- Wealth disparities in this country are the greatest they’ve been in a quarter century, since this data was first collected.
Party on, Rich America!
Ready for some good news? When it comes to the wealthy, there’s plenty:
- 66% of the income growth between 2001 and 2007 went to the top 1% of all Americans.
- The average income for Americans earning 50 million or more surged from91.2 million in 2008 to518.8 million in 2009. In the midst of the recession, there were fewer of these high earners, but the survivors – just 74 people – made as much as the 19 million lowest-paid people in America.
- The top 5% of American households have seen their income increase by 103% since 1975 (as opposed to a 1% increase since 1980 for the bottom 90%).
Burning Down the House
By failing to fight for job-creating infrastructure programs, Democrats are losing a chance to put people to work and save the economy trillions. As a new report explains, “the nation’s deteriorating surface transportation infrastructure will cost the American economy more than 870,000 jobs, and suppress the growth of the country’s Gross Domestic Product by $3.1 trillion by 2020.” Savings include lost productivity and added travel time as well as safety and travel costs.
Austerity measures in Great Britain, on the other hand, have weakened the economy more than expected. The International Monetary Fund notes that a cut of themagnitude being debated here ” typically reduces GDP by about 0.5 percent within two years and raises the unemployment rate by about 0.3 percentage point.” And since both the Boehner and Reid plans leave the tough decisions until later, the actual impact could be even greater.
Austerity’s already hurt us. As a senior Goldman Sachs analyst (not one of the trading guys you probably despise – an analyst) explains,”fiscal adjustment … (in) the first quarter of 2011 showed the largest negative impact of government spending (cuts) on real GDP growth since the mid-1980s…” He estimates that we’ve already lost more than 1% of our growth through austerity measures like those being proposed by Reid and Boehner.
Who would be affected most by these cuts? The poor, as programs for them are cut back. Seniors, as Social Security and Medicare are slashed. (Yes, Mr. President and Leader Reid, the “chained CPI” and a raised retirement age are “slashes.”) The middle class, as their taxes go up through a “chained CPI” and the elimination of deductions that benefit them. In other words, between 90% and 99% of the country would suffer.
Where are the real solutions? We need an 18-month “job surge,” where governments invest in job-creating programs that also build up our crumbling infrastructure. That will prime the pump and get the economy moving again.
If we can restore $313 billion in lost wages and then build to an acceptable employment level we’ll see billions of dollars billions in added income — which will leaded to new spending, which creates even more jobs. And the taxes paid by these newly-employed people would go a long was toward reaching the Boehner and Reid goals for cutting the deficit. The remainder could be addressed in a couple of years, once the economy’s moving again.

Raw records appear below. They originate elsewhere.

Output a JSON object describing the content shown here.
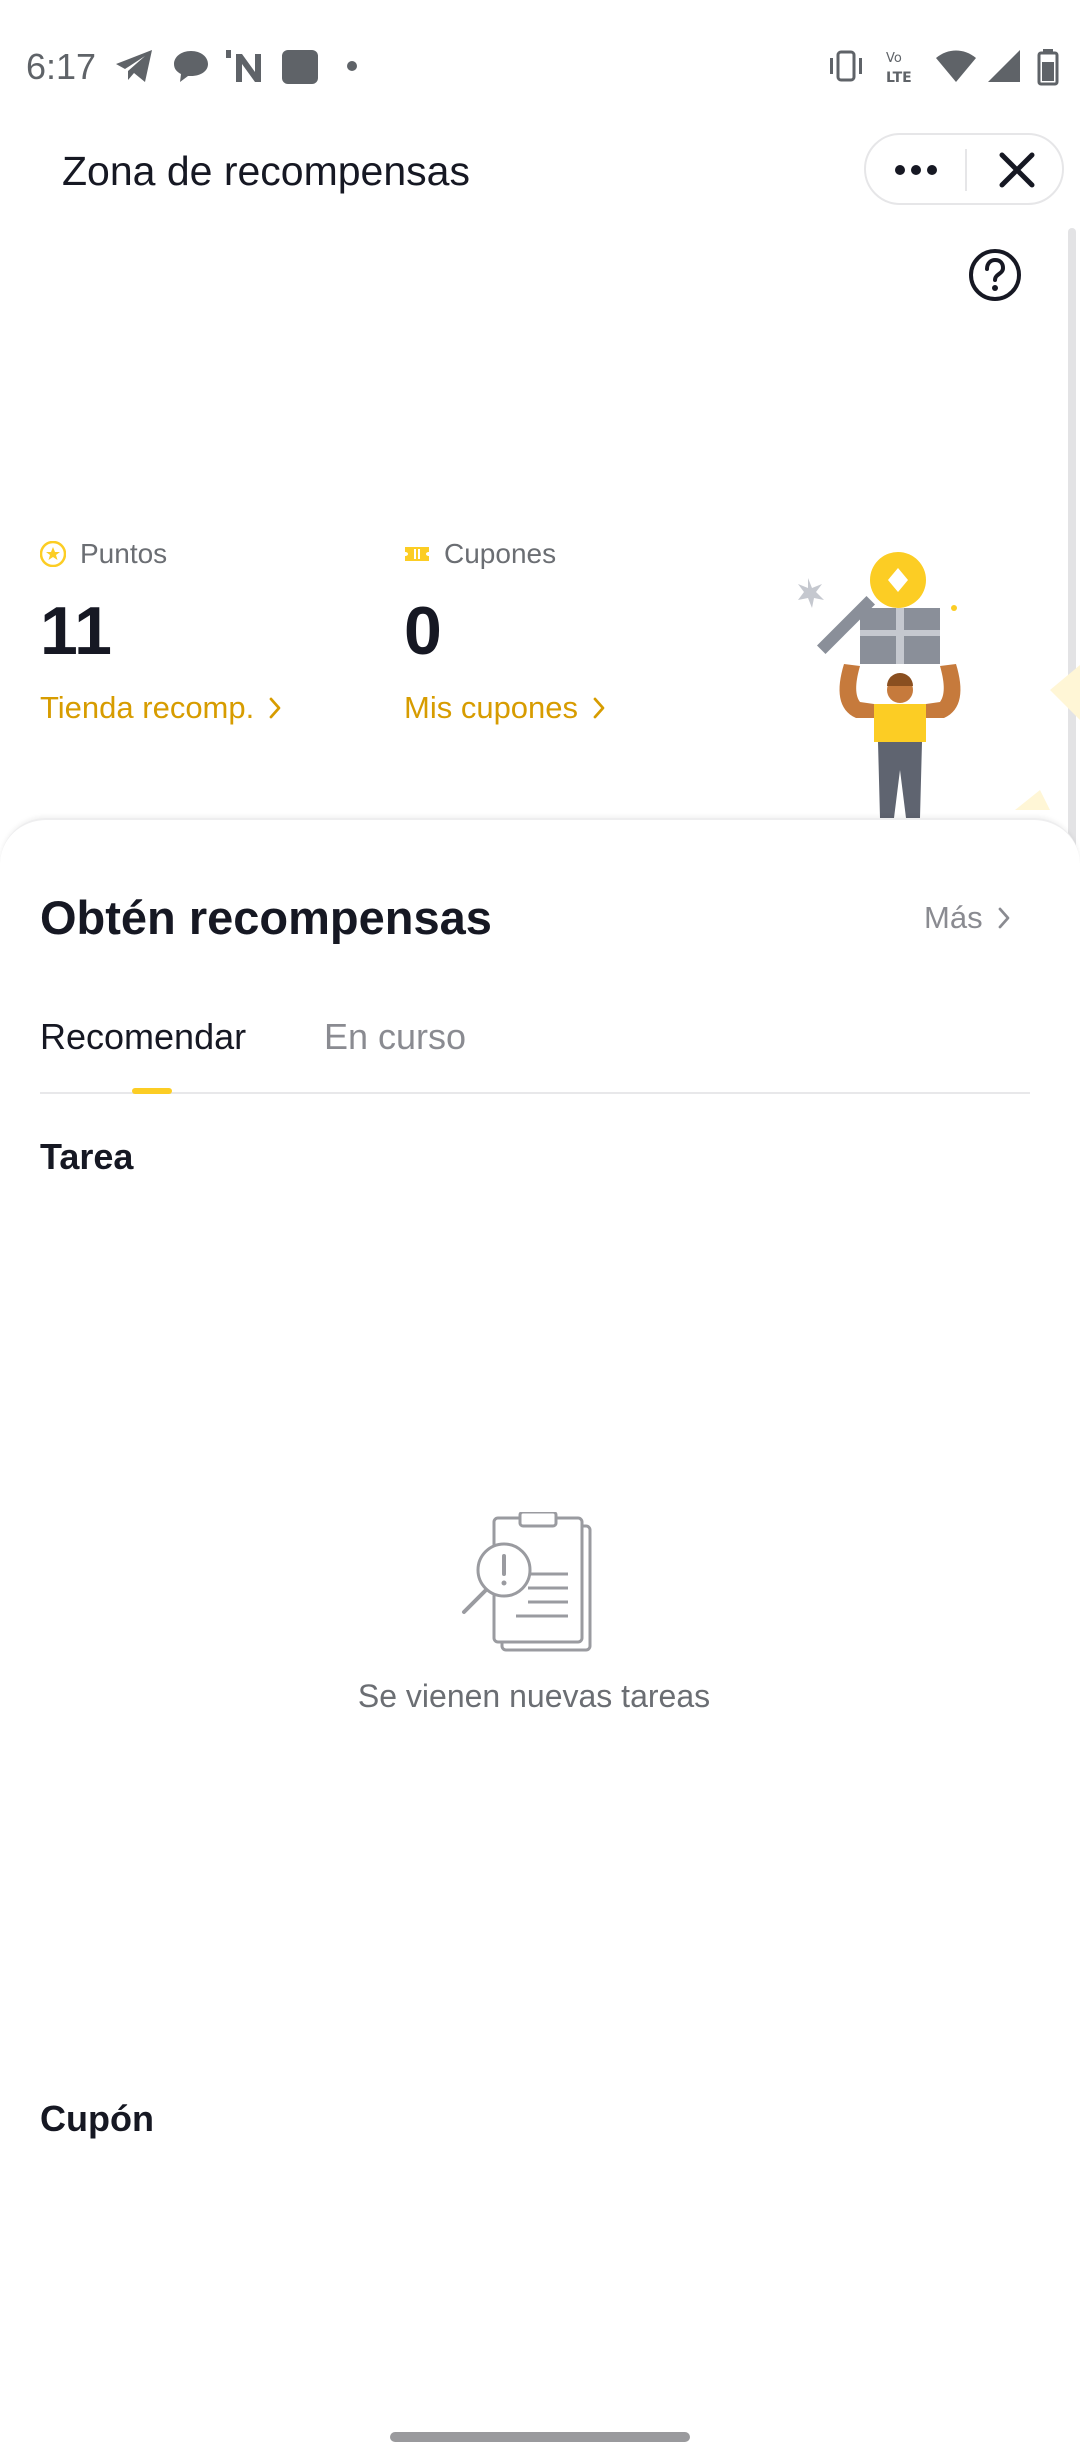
{
  "status_bar": {
    "time": "6:17",
    "left_icons": [
      "telegram-icon",
      "chat-bubble-icon",
      "n-app-icon",
      "app-square-icon",
      "dot-icon"
    ],
    "right_icons": [
      "vibrate-icon",
      "volte-icon",
      "wifi-icon",
      "signal-icon",
      "battery-icon"
    ]
  },
  "header": {
    "title": "Zona de recompensas",
    "more_icon": "more-icon",
    "close_icon": "close-icon"
  },
  "help_icon": "help-icon",
  "summary": {
    "points": {
      "label": "Puntos",
      "value": "11",
      "link": "Tienda recomp."
    },
    "coupons": {
      "label": "Cupones",
      "value": "0",
      "link": "Mis cupones"
    }
  },
  "rewards": {
    "title": "Obtén recompensas",
    "more": "Más",
    "tabs": [
      {
        "label": "Recomendar",
        "active": true
      },
      {
        "label": "En curso",
        "active": false
      }
    ],
    "task_section": "Tarea",
    "empty_text": "Se vienen nuevas tareas",
    "coupon_section": "Cupón"
  },
  "colors": {
    "accent": "#d79c00",
    "tab_indicator": "#fccd24",
    "text_primary": "#161823",
    "text_secondary": "#8a8b91"
  }
}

The political posturing by leaders of both parties isn’t just ruthless, or foolish, or cynical, though it is all of those things. It’s counterproductive. The nation’s two capitals – its political capital in Washington and its financial capital on Wall Street – aren’t just refusing to help the suffering majority. They’re actively working to inflict more damage. Don’t believe for a moment our leaders will be there for you when you need them. The public will need to pressure them through calls, votes, and demonstrations.
The economy’s burning, and the leaders of both parties are treating you the way Rhett Butler treated Scarlett O’Hara in Gone With the Wind: Frankly, my dear, they don’t give a damn. Or if they do, they’ve either miscalculated badly or they’re too intimidated to say so. Either way, it’s up to us to act.